In this case, however, height wasn’t the problem. I had forgotten the iconic wooden roller coaster would feel like someone beating you with broomsticks and baseball bats. If I lived through it, I was unsure I could ever walk again. Jerked along those tracks at 50mph and dropped five-and-a-half stories at a time, I actually worried who would drive Thomas and Stephen home if their mother became an instant paraplegic.
I could not wait to get off that crazy train. It was the longest 108 seconds of my life. (What a difference twenty years had made!)
I’ve felt that way over the past twelve months or so. While last year started with the best of times for me personally, it quickly devolved into something else entirely.
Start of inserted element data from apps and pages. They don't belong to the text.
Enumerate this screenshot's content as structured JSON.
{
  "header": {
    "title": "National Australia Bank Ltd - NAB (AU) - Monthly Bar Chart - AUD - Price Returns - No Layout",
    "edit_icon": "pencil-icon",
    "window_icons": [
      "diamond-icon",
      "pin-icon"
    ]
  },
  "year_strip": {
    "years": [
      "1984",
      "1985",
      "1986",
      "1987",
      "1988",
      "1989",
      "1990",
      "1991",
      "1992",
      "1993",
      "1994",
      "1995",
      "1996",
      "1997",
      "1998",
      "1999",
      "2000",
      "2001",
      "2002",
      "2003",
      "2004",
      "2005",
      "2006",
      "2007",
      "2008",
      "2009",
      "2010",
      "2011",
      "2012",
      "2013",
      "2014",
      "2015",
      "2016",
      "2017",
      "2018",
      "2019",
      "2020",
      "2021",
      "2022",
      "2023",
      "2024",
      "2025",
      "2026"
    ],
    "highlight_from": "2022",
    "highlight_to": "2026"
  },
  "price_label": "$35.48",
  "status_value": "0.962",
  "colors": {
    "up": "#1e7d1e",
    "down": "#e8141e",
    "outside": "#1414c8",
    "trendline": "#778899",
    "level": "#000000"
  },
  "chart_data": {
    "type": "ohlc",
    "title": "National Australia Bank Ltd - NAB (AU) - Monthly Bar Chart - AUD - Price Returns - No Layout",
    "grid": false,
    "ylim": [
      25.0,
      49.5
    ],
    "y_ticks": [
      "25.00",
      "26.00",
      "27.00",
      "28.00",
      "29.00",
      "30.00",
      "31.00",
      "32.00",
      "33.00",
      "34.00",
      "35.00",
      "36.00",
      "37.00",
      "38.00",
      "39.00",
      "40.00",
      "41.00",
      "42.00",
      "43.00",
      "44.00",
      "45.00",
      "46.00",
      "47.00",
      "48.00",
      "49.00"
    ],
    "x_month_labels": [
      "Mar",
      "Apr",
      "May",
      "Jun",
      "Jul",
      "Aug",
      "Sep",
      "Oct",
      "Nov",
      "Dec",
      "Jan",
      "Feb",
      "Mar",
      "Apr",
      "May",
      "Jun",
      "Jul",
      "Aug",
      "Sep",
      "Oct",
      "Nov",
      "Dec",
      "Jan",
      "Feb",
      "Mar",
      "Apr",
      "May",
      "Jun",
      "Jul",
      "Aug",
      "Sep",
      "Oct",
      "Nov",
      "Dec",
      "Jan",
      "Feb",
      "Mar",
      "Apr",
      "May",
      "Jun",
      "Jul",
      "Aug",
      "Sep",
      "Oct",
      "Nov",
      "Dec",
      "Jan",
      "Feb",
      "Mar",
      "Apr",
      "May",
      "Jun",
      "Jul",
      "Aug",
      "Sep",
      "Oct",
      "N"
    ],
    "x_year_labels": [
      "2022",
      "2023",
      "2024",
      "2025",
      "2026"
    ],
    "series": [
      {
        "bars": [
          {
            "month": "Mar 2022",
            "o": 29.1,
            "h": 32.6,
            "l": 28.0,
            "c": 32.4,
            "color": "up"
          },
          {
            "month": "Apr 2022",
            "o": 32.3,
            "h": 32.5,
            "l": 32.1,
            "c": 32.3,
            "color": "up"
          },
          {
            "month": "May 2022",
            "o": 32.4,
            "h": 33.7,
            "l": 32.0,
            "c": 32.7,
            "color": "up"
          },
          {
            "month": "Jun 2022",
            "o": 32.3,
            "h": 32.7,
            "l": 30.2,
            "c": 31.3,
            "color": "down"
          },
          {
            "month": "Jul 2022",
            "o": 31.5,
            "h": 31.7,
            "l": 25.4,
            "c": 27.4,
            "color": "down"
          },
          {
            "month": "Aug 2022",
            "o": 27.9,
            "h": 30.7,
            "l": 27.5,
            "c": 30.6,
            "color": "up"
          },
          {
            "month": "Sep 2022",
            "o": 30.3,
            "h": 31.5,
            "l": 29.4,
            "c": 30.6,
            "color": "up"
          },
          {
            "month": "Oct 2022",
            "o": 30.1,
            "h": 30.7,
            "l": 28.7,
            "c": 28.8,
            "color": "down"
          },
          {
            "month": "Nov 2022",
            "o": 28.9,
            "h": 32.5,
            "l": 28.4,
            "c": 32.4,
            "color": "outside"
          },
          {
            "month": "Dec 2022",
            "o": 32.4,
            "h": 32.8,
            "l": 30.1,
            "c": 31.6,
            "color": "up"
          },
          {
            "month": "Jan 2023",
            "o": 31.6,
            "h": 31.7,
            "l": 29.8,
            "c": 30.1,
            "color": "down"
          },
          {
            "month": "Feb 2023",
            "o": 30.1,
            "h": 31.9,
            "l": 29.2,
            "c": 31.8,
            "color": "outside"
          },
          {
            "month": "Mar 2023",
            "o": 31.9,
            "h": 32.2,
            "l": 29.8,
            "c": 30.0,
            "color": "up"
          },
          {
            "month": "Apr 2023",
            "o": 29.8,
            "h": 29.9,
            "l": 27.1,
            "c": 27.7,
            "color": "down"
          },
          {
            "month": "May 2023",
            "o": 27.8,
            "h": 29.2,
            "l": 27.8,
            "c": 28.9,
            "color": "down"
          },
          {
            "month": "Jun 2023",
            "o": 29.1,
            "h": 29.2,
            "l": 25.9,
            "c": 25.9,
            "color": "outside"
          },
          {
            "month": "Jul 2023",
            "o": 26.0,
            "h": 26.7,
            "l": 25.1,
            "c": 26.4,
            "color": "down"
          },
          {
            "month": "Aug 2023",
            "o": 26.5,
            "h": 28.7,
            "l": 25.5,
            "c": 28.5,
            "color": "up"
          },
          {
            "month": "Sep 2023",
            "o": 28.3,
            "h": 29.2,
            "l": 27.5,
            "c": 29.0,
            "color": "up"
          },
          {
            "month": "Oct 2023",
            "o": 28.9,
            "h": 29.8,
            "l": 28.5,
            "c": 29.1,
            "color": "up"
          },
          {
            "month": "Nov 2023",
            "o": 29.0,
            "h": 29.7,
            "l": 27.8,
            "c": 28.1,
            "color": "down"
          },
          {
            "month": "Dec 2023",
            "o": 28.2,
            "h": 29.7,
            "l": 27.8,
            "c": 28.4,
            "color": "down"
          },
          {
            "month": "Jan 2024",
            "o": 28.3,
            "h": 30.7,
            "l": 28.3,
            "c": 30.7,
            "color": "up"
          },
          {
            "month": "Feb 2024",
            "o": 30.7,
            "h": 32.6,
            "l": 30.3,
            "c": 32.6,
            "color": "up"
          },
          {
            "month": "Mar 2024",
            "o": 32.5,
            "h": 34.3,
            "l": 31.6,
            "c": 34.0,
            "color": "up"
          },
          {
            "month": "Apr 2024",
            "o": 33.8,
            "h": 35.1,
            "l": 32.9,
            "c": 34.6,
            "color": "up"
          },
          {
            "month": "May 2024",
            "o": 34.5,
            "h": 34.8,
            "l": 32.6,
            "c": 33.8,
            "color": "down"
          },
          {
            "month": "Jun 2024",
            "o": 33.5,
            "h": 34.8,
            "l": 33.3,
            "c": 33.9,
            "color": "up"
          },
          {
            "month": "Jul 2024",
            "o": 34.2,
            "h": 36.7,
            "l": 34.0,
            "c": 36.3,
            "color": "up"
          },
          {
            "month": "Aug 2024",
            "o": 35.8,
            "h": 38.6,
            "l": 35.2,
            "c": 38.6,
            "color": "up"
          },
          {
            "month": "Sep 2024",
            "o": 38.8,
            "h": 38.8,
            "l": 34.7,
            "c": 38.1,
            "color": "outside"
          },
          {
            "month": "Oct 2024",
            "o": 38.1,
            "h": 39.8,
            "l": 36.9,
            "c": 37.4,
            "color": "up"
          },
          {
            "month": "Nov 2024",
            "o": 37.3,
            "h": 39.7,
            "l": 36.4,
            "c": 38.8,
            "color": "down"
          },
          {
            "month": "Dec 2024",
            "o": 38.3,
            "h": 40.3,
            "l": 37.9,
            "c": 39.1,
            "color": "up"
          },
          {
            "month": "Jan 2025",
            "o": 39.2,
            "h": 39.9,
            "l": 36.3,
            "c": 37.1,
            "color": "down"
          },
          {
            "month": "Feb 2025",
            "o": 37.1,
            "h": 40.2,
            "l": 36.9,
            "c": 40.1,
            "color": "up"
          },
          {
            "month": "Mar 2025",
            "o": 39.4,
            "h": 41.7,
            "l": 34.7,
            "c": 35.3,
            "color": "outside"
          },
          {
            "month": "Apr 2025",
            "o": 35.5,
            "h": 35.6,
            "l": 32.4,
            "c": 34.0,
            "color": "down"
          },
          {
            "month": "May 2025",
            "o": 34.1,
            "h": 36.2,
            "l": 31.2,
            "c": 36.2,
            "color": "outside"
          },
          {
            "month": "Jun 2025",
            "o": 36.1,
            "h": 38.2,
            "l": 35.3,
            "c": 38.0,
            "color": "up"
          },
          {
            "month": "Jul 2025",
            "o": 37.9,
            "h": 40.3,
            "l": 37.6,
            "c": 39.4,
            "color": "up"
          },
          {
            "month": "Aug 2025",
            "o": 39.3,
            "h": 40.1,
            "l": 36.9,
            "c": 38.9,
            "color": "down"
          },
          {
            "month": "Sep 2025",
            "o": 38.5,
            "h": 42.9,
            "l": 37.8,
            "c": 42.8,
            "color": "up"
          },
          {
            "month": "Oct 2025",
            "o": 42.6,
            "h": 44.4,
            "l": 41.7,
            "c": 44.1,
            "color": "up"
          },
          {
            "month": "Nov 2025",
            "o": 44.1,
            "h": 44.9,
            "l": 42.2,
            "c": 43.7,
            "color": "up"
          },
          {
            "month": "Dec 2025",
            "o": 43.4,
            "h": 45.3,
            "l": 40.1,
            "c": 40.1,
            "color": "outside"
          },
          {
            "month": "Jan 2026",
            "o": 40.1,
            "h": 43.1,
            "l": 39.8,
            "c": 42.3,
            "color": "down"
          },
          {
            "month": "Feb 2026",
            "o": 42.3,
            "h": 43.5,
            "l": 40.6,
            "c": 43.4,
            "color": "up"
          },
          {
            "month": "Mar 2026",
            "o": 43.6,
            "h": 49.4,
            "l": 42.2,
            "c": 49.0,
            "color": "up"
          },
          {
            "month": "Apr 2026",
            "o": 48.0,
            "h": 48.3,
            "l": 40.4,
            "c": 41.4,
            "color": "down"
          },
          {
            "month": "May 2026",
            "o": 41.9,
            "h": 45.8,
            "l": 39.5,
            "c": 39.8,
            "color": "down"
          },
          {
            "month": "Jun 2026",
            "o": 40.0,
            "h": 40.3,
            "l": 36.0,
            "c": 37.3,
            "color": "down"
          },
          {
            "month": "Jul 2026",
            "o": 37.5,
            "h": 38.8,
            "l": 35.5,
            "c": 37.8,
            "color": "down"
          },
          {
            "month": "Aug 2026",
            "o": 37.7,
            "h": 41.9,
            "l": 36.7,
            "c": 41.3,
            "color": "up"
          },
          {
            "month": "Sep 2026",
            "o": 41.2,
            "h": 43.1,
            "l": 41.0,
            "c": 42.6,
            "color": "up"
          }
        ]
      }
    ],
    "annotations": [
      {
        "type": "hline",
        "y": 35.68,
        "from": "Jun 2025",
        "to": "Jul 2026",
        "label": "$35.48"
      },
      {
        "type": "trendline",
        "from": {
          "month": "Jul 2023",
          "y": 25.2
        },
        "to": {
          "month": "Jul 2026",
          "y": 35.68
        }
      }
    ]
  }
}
With 2020’s parade of unfortunate events — like a ride on that iconic wooden roller coaster — I just wanted to stop the madness.
And, now, here we are.
At times, I’ve been deeply grieved. This country has felt more like the Divided States of America, and hearts have become cauldrons of hostility, a dangerous brew of rage and rights. The consequences have brought daily headlines that stir fear, anxiety, and anger.
And as we continue to wrestle, I hope we can remember that we are a people with hope! The good news of the gospel is greater than any bad news of the day.
Isn’t it heartening to think about the word gospel? God knew the state of the world we’d be born into, and He offered exactly what was desperately needed: good news.
That good news arrived in human form when God gave us the gift of Himself. In His incarnation, through the life, death, and resurrection of Jesus, we’re given a life-giving, peace-yielding message of hope.
As I’ve prayed for you, the (in)courage family for which I hold great affection, I wonder if your once-strong faith feels more like a memory than reality. Are you having a hard time handling ___________? That blank could be filled with any number of reasons, each one a fiery dart taking aim at your heart. Maybe you’ve found yourself questioning God, full of doubt, and struggling to know how to respond in light of the world around us? How can we find peace amid uncertain and tumultuous circumstances? Is there a way to become the change we long to see in our world? Is there anything we can do to strengthen a faith battered by protests, the pandemic, politics, and the piles of disappointment?
I’m living proof there is. A year ago, I shared my story with the world, and I’m more convinced than ever that God is at work in our wandering.
Sure, a lot has happened between then and now — 2020 was an explosive amalgam of cataclysmic, history-making events — but the Bible has not changed. We can trust the truth of Scripture. In fact, it’s the only truth we can trust.
In Luke 9:23, Jesus shows us a way to deepen our faith:
And he said to all, “If anyone would come after me, let him deny himself and take up his cross daily and follow me.”
His words were simple calls to action, but not easy ones. They all require intention, a deliberate choice to be obedient to Jesus.
In believing and receiving Jesus as the Way, Truth, and Life, we go after — or follow — Him. “Denying ourselves” is where it gets harder because we must surrender the right to our rights. This is where I think many of us struggle because the idea of “surrender” is contrary to a me-focused culture. We feel entitled to “have it my way.” So, it’s crucial to remember that the cross was an instrument of death, the gruesome weapon that killed our Savior. Taking up His cross is a call to our death, of relinquishing and laying down our way to take up His way.
Following Jesus helps us to become more like Him. When Jesus is our focus, fear, anger, and anxiety diminish, and our faith flourishes. When we allow His perfect love to fill our hearts and govern our lives, we change. Then, the world can change as we learn to love as He does.
It is Christ’s love for us that moves us to love Him and others, empowers us to change, and increases our faith. Love always, always, triumphs over hate.Leave a Comment